Brief - Which lines of the entries below hold the word "JSON"? Report each of them.

*** Data shown ***

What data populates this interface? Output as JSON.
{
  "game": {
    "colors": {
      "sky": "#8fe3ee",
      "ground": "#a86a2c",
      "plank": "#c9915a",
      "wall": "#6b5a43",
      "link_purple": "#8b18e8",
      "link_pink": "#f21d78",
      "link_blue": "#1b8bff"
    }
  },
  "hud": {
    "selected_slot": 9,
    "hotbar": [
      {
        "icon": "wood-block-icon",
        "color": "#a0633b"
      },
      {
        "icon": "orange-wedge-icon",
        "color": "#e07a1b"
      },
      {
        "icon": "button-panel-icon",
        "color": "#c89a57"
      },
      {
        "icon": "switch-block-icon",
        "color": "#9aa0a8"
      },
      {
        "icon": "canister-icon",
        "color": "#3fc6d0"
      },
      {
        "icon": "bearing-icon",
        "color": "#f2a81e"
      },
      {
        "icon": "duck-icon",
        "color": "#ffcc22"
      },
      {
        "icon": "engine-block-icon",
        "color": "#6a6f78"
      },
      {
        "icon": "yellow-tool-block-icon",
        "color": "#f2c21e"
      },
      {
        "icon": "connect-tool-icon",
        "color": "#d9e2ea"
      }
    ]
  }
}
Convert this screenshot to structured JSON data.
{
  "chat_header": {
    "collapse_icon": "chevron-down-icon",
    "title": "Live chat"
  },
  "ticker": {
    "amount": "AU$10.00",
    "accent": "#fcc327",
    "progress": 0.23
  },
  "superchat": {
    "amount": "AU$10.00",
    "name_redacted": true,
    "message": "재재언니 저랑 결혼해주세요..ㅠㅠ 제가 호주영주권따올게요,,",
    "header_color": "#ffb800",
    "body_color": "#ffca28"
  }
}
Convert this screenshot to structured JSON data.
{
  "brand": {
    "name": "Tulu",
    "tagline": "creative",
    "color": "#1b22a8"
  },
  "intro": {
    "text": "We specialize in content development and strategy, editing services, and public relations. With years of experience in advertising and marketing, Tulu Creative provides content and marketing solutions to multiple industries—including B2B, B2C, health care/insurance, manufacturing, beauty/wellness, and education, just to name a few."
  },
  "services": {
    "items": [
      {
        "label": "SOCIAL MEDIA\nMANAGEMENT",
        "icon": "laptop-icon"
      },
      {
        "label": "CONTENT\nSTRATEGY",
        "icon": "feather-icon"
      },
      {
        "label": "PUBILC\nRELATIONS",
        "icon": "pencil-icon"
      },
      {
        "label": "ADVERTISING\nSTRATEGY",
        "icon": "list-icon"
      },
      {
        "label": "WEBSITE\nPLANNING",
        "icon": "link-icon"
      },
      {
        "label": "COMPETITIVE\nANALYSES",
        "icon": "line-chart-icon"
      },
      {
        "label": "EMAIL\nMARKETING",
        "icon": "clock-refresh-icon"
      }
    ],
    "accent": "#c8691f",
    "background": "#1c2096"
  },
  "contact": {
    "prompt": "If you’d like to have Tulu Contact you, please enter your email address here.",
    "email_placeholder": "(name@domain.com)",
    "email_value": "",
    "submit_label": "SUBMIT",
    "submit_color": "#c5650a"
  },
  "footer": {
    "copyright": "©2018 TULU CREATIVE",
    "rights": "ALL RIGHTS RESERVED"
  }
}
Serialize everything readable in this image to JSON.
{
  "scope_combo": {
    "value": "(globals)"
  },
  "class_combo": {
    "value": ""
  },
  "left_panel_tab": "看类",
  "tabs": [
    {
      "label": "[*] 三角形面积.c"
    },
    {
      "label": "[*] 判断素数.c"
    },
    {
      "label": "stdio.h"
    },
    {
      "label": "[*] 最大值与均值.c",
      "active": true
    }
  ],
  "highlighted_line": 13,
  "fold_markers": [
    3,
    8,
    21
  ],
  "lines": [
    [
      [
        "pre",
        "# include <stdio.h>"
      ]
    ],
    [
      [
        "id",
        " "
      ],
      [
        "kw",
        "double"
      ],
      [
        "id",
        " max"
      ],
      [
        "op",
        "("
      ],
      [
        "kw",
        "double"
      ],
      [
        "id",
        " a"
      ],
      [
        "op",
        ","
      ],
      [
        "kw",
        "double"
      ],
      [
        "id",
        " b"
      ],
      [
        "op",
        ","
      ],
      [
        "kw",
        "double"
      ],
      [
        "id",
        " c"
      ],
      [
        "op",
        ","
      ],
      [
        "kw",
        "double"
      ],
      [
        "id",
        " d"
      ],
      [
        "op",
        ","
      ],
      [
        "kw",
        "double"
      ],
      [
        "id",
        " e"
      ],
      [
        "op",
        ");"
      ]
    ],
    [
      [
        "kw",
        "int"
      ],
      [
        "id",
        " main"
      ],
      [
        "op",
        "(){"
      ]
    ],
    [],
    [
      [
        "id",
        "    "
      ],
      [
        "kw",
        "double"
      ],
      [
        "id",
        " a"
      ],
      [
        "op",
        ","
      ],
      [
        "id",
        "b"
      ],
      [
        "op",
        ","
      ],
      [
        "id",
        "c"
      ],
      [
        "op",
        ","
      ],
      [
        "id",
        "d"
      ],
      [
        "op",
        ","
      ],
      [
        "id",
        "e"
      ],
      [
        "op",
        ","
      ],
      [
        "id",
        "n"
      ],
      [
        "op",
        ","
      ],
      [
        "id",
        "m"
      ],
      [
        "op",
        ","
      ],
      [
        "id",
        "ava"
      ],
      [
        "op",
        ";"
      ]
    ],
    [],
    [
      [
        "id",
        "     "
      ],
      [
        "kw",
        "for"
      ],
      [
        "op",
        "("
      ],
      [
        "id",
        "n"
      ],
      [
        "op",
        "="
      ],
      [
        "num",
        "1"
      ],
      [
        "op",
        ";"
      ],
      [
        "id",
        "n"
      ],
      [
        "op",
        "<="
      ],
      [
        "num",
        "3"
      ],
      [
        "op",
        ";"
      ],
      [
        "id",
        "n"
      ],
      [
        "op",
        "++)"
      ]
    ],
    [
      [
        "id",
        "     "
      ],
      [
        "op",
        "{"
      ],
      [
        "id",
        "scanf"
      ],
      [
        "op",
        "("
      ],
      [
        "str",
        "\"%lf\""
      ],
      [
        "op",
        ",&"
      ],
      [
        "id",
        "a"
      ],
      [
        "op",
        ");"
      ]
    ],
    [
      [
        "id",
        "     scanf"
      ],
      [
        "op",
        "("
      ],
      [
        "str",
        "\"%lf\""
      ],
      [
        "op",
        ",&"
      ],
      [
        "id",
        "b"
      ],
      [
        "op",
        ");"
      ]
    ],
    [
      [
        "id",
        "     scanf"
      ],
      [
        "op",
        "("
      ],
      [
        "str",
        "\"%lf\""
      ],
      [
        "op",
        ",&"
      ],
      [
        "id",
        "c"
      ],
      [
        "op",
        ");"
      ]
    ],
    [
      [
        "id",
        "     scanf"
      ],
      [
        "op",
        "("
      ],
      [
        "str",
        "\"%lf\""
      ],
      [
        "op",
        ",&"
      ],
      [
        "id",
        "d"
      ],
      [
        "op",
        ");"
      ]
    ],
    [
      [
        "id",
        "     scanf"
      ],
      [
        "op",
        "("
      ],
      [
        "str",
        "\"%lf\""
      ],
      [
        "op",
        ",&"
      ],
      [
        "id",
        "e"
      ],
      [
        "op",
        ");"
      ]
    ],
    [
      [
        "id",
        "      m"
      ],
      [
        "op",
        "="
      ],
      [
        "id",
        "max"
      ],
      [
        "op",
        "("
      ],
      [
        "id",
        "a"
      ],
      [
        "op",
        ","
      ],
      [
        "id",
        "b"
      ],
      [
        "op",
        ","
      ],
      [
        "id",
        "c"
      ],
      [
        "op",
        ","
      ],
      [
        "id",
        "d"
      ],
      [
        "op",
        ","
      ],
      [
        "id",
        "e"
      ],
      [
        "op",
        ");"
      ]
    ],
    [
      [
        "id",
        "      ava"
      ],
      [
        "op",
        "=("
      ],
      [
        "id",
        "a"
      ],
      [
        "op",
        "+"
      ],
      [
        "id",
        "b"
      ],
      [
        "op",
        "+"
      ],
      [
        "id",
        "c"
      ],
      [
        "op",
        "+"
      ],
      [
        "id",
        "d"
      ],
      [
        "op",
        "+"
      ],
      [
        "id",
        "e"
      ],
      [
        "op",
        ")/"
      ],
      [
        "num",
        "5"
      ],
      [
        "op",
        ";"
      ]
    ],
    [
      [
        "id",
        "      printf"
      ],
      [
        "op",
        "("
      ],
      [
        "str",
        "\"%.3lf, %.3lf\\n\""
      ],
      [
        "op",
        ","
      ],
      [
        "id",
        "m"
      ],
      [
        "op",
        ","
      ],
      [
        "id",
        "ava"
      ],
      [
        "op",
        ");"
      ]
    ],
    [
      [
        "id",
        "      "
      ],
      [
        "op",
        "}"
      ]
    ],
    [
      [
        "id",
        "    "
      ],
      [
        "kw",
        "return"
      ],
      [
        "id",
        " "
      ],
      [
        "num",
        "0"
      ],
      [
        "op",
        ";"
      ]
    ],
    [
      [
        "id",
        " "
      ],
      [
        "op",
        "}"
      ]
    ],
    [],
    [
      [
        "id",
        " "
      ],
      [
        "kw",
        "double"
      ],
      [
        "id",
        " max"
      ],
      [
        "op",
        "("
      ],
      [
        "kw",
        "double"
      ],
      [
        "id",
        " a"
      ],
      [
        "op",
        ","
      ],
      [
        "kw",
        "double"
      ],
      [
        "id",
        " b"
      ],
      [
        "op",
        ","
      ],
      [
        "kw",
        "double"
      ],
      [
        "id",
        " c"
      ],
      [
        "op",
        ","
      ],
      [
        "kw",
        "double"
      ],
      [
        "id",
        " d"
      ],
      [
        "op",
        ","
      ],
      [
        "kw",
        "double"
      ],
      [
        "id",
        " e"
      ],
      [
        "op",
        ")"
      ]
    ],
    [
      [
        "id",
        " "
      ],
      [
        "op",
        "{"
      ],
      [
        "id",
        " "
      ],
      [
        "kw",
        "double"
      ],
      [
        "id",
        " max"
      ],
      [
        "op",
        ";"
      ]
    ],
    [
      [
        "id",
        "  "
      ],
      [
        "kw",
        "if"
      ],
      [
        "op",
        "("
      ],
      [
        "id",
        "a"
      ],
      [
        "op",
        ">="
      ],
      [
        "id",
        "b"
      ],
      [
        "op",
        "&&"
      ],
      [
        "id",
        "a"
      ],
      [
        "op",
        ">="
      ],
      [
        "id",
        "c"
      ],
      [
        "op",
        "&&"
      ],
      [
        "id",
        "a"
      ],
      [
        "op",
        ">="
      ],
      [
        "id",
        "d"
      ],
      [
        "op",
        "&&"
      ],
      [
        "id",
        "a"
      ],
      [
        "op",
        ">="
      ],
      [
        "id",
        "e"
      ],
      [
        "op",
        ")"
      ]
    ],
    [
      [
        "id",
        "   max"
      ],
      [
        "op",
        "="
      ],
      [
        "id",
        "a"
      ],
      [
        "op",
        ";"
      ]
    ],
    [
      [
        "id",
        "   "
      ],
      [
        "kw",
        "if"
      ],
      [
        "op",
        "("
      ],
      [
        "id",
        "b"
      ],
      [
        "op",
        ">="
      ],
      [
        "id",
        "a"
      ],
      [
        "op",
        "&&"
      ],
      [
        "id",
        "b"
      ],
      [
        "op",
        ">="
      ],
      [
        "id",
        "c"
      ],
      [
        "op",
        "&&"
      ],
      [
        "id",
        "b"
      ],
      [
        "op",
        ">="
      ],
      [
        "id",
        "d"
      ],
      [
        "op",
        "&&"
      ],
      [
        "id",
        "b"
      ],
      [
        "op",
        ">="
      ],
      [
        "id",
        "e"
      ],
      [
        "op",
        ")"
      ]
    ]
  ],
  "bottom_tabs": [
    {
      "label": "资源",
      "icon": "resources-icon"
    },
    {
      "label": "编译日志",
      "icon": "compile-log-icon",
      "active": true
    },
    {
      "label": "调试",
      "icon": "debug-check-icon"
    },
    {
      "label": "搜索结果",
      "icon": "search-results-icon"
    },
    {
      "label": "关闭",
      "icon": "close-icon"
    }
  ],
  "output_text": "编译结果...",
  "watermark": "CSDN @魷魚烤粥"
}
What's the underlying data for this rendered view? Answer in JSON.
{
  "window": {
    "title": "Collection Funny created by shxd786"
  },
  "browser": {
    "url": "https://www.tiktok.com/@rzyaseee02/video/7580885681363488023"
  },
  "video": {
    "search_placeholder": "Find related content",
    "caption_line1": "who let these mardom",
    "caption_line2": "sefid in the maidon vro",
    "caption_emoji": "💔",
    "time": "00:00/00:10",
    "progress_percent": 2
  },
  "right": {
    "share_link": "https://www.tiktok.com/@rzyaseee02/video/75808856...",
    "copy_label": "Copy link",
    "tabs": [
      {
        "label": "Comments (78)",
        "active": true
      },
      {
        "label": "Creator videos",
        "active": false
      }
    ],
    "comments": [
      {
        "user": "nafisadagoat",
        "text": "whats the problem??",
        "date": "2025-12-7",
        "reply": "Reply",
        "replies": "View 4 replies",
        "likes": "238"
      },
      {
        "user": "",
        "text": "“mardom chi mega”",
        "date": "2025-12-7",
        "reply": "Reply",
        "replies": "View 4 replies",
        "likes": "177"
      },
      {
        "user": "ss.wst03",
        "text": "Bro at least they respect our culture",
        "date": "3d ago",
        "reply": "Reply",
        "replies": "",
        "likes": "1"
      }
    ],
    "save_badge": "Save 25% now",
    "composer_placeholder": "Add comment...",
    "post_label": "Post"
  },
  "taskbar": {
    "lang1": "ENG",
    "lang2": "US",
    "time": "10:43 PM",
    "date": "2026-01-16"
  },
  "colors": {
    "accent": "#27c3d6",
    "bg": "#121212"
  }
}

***

Answer section -
What data populates this interface? Output as JSON.
Convert this screenshot to structured JSON data.
Convert this screenshot to structured JSON data.
Serialize everything readable in this image to JSON.
What's the underlying data for this rendered view? Answer in JSON.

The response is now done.